DESCRIPTION OF THE TASK
Among the records below, find each line that includes the string "Innecesarias" and copy it.

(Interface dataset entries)

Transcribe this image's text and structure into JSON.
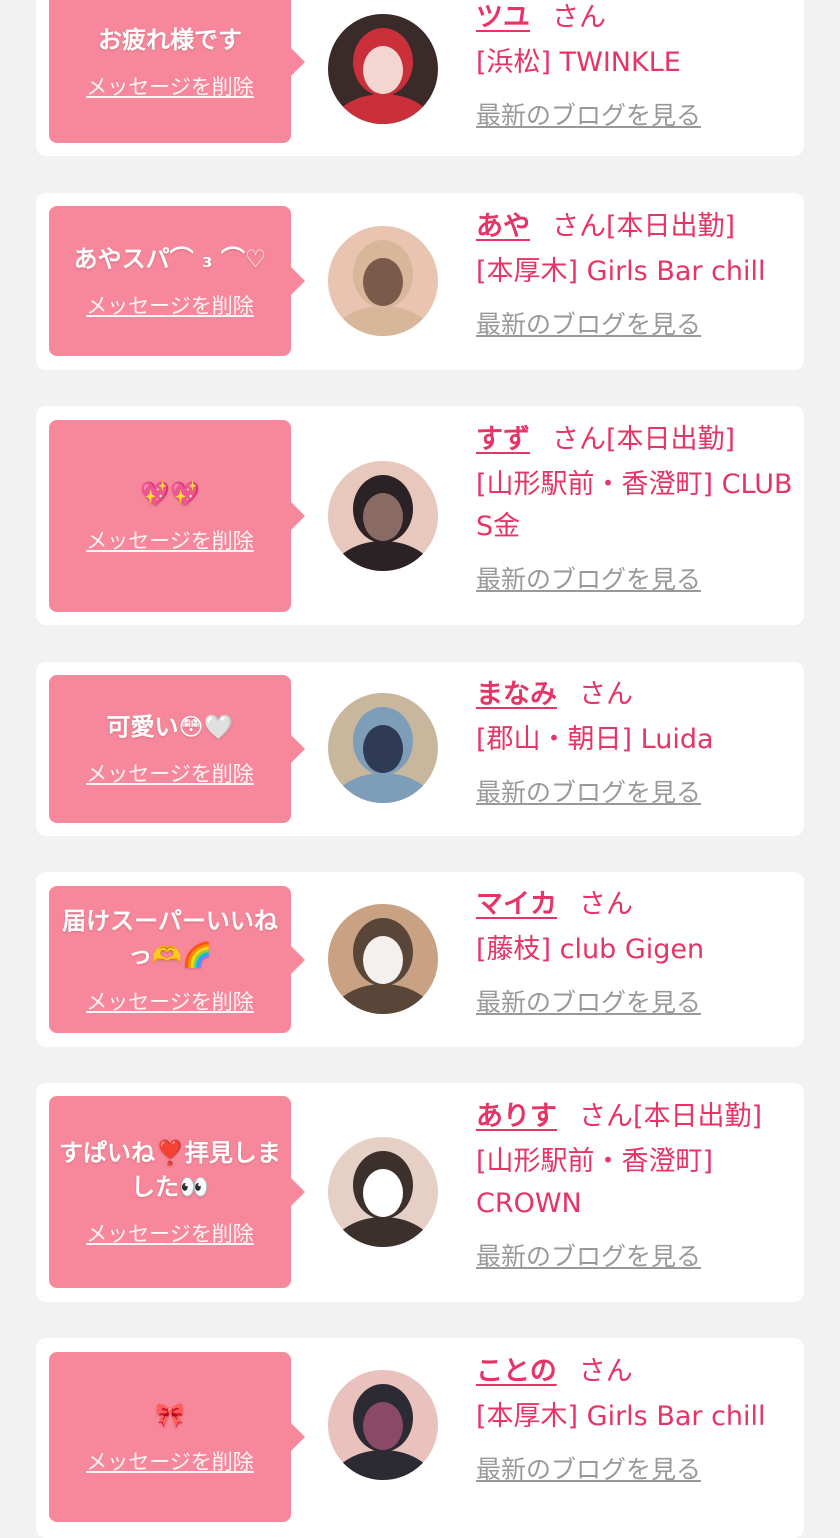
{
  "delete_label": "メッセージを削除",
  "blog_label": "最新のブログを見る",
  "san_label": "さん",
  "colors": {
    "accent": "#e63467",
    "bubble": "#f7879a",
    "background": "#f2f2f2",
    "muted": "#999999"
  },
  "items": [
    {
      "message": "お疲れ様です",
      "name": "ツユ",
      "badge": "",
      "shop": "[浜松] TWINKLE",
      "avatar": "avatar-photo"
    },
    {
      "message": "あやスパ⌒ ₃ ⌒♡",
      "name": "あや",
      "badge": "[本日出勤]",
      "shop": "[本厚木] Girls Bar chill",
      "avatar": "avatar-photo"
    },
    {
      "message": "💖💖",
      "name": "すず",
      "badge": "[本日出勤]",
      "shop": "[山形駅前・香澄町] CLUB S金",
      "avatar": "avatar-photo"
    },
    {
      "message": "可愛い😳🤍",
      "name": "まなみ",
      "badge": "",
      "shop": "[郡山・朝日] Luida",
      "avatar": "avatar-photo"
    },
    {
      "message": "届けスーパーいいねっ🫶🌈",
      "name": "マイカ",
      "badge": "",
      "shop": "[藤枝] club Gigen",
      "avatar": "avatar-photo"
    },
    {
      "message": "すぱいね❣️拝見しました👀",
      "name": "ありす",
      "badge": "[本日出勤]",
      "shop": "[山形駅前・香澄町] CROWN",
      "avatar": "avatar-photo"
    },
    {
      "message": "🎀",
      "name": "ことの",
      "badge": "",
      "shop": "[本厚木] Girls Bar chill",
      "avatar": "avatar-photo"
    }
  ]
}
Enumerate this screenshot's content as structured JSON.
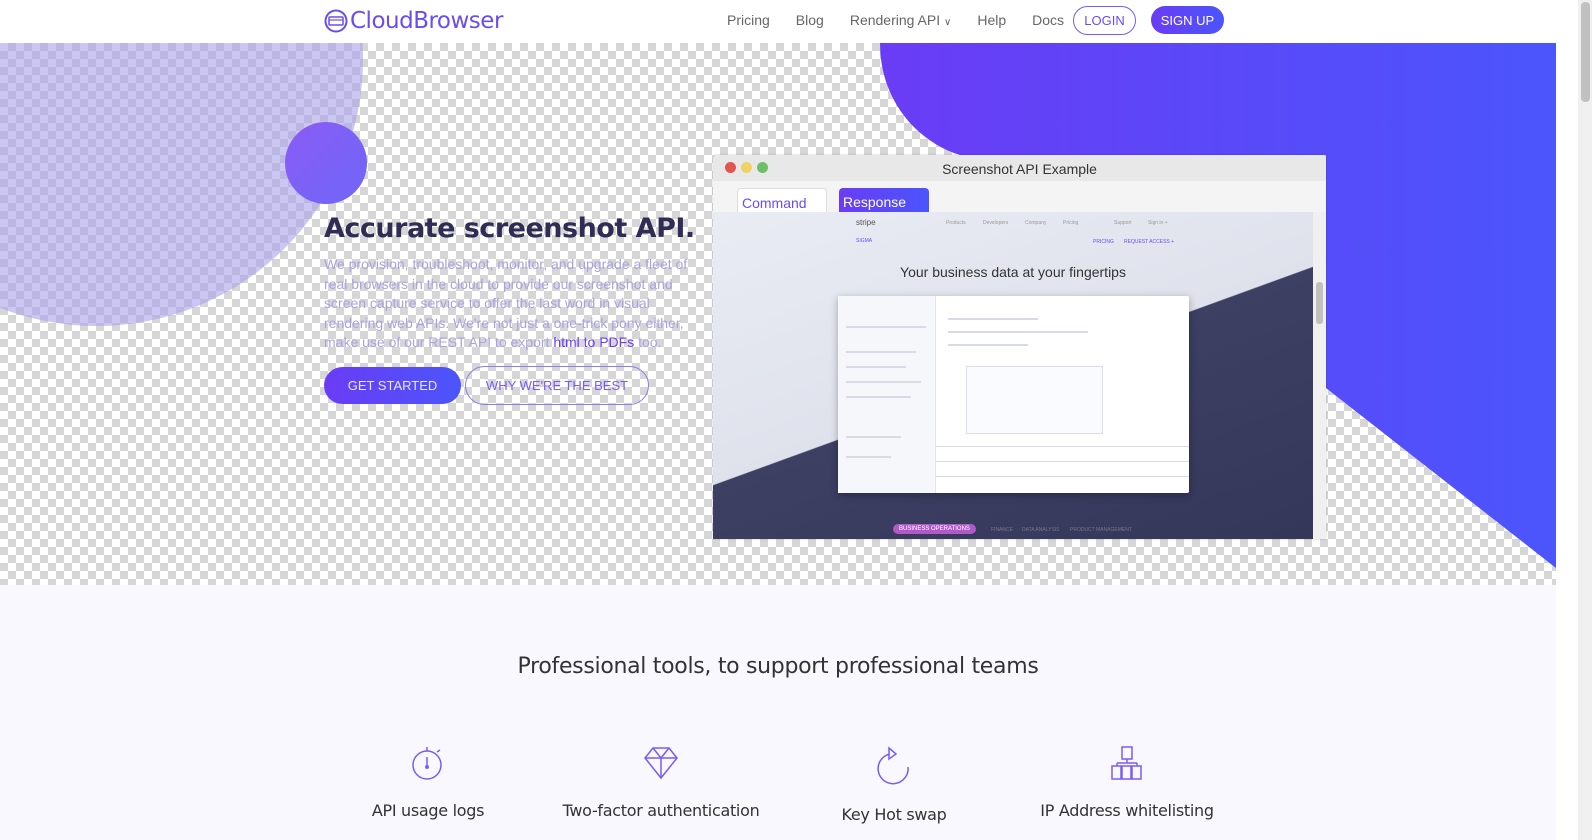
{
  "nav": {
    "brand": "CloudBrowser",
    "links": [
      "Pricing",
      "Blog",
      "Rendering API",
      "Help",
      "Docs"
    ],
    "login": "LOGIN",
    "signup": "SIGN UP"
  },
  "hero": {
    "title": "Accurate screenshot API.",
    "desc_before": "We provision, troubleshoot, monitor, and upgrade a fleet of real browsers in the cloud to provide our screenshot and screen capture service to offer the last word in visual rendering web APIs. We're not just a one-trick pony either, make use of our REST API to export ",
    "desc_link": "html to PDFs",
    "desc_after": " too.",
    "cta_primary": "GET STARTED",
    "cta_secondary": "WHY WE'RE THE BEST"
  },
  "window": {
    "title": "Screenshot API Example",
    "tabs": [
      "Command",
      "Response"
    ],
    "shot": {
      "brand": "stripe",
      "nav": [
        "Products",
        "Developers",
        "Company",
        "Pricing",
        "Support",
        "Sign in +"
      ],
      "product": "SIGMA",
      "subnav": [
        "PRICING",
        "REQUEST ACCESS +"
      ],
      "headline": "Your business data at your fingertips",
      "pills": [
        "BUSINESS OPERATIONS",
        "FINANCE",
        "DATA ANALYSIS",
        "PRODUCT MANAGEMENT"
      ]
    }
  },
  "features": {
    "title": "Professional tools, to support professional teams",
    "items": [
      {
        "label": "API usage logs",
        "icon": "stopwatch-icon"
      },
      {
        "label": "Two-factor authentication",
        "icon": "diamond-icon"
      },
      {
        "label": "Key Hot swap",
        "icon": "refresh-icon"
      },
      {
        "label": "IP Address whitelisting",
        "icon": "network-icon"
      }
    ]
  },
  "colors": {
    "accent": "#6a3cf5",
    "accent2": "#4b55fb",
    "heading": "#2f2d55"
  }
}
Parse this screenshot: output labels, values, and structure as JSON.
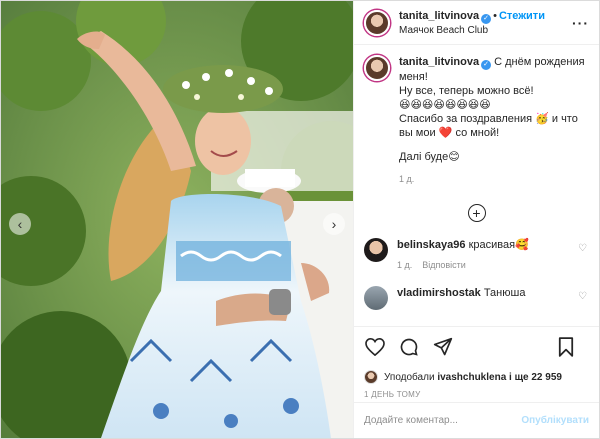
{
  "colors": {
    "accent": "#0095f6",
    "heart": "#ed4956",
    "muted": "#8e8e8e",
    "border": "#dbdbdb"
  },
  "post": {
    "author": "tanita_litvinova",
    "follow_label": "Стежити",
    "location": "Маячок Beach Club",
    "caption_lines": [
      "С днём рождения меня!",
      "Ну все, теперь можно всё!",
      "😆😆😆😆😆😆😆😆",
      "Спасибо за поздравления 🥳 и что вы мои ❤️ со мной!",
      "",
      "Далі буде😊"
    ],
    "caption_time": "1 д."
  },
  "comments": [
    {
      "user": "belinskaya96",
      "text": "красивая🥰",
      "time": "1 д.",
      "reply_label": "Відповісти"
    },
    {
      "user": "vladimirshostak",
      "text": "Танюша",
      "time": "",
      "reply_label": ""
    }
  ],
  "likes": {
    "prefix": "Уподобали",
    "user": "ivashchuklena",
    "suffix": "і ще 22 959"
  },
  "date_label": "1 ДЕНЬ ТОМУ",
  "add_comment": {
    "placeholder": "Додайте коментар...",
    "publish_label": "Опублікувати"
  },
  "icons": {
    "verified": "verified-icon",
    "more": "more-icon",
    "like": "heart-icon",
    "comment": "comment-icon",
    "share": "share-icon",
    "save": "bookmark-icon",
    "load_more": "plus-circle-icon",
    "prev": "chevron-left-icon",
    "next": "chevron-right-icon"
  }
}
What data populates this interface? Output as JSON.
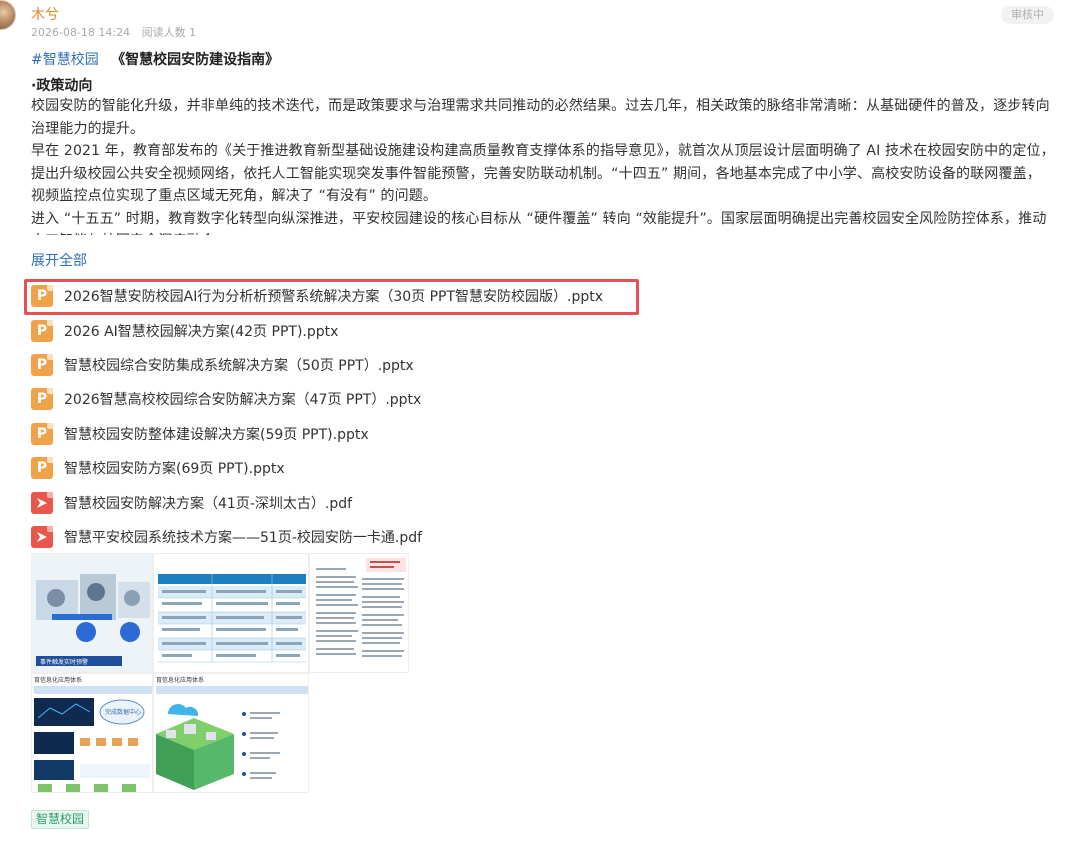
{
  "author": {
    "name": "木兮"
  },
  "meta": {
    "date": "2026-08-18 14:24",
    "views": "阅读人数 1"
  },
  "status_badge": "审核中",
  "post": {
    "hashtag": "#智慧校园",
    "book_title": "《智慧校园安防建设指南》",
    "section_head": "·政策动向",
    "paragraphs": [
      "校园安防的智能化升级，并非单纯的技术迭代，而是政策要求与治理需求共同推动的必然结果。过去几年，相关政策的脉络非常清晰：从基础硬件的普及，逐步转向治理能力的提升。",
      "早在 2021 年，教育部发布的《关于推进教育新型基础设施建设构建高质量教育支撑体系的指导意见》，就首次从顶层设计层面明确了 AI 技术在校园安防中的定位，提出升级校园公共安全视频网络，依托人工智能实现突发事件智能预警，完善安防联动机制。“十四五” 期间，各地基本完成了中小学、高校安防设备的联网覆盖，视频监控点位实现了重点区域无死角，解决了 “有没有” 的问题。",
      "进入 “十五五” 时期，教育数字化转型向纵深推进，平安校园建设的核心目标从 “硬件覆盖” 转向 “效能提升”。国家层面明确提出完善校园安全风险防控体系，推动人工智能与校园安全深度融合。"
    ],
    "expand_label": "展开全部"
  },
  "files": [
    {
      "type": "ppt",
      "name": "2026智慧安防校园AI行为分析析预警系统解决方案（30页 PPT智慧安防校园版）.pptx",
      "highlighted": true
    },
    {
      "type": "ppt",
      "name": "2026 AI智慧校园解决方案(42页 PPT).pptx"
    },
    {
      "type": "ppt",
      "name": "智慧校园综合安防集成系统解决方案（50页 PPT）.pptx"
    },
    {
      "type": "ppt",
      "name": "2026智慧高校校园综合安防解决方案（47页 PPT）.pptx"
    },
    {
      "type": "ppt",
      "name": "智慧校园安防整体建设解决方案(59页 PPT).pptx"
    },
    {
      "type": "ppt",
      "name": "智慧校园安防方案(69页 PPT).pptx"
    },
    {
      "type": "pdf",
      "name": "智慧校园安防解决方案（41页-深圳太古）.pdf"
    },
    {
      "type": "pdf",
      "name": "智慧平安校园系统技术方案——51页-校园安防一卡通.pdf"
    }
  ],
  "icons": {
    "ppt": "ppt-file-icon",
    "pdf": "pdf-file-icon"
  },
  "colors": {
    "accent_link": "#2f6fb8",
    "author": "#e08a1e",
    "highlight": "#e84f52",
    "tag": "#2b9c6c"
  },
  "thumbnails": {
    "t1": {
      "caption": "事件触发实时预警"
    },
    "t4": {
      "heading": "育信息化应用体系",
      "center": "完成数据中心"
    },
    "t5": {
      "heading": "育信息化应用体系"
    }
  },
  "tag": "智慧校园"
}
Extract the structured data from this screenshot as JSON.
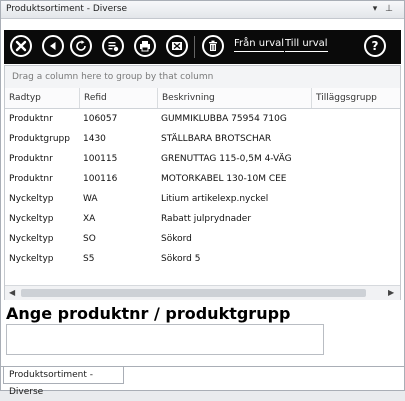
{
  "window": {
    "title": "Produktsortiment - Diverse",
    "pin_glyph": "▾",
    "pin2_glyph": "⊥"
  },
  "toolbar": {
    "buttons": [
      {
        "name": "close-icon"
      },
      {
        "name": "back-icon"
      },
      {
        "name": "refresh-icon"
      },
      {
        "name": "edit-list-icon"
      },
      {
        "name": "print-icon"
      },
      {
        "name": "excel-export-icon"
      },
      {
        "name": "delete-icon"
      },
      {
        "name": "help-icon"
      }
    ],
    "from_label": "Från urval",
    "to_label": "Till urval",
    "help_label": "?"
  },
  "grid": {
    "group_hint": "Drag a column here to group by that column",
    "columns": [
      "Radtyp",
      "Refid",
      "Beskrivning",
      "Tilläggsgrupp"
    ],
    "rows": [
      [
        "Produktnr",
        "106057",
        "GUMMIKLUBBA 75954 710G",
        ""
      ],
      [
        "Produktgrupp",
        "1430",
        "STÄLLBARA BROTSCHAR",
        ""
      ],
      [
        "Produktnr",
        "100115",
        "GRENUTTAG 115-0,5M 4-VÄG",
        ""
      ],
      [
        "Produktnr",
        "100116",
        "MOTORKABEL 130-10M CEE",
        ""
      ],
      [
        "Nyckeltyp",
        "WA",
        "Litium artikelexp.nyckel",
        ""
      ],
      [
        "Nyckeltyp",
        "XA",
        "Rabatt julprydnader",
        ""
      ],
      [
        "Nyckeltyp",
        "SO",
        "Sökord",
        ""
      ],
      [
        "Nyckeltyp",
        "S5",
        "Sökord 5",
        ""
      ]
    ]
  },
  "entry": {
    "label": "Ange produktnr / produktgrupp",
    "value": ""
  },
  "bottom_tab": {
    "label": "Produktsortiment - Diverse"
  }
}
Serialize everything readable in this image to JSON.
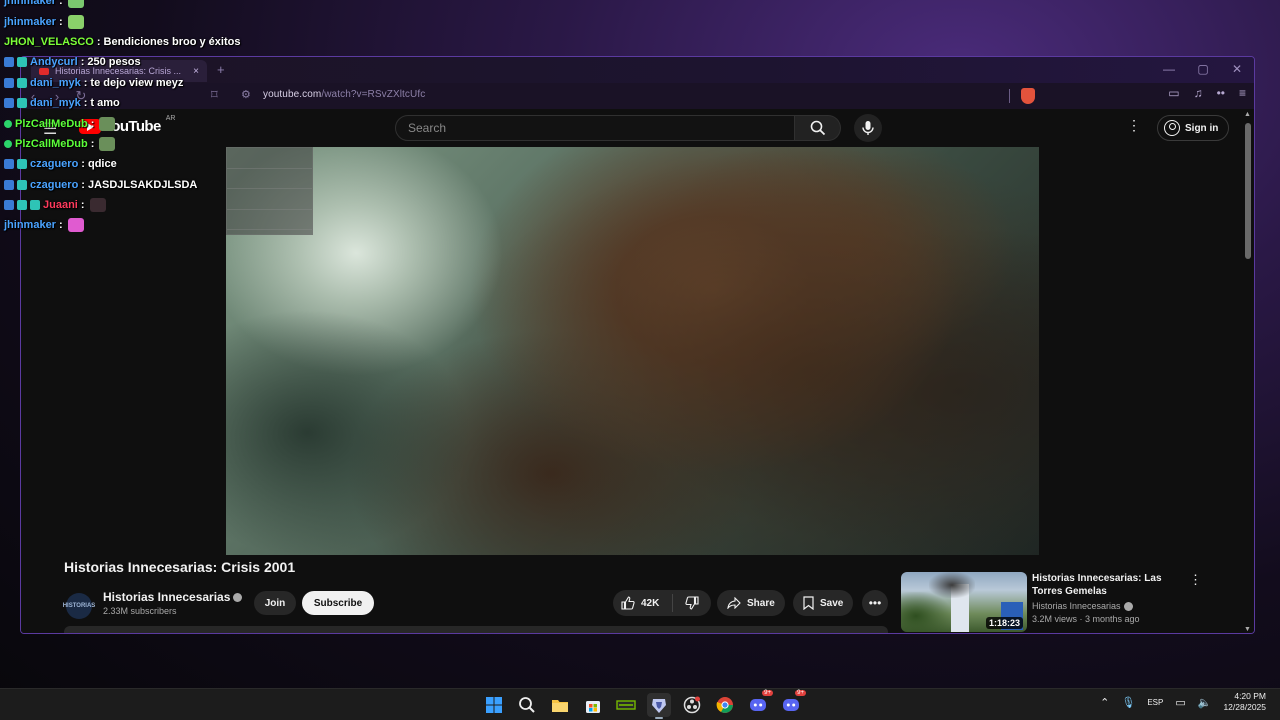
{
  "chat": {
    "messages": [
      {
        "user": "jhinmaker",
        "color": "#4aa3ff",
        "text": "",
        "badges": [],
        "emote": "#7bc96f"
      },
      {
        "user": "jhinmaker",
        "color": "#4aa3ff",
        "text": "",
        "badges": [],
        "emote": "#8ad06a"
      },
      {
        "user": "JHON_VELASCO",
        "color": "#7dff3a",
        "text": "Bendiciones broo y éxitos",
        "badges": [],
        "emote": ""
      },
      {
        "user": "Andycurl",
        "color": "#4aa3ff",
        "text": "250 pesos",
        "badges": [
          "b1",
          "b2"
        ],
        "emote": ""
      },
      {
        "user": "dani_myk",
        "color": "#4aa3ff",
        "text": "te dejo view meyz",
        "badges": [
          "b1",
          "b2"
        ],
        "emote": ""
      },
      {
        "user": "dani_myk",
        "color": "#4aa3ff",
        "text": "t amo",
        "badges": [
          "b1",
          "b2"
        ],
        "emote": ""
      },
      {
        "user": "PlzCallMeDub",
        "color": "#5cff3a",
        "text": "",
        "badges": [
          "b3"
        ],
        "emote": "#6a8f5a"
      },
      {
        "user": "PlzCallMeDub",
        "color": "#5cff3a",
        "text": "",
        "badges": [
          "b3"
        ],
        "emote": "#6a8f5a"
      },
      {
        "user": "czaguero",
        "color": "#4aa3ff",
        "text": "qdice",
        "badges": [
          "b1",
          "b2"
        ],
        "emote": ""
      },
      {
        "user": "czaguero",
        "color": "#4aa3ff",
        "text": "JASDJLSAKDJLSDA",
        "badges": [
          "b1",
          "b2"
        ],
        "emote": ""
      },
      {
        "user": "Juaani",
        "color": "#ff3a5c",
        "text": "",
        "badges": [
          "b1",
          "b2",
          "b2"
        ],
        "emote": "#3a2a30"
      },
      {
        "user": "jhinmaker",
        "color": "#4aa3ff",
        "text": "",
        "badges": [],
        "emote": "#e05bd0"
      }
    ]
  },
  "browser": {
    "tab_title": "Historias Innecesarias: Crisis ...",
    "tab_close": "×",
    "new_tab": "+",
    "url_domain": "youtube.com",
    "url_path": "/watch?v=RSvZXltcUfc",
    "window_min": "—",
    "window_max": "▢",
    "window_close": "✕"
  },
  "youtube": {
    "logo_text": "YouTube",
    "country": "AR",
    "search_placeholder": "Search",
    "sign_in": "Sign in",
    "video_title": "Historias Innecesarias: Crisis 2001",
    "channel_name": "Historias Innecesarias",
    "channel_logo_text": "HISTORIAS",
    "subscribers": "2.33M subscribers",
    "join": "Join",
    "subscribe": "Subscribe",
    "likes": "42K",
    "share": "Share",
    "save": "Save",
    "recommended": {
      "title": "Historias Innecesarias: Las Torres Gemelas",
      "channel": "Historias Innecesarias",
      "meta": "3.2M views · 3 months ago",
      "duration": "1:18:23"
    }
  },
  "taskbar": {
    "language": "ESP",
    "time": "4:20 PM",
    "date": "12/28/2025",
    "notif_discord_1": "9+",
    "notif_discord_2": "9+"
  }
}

REPLY TO THE EXERCISE
    "tab_title": "Historias Innecesarias: Crisis ...",
    "video_title": "Historias Innecesarias: Crisis 2001",
    "channel_name": "Historias Innecesarias",
      "title": "Historias Innecesarias: Las Torres Gemelas",
      "channel": "Historias Innecesarias",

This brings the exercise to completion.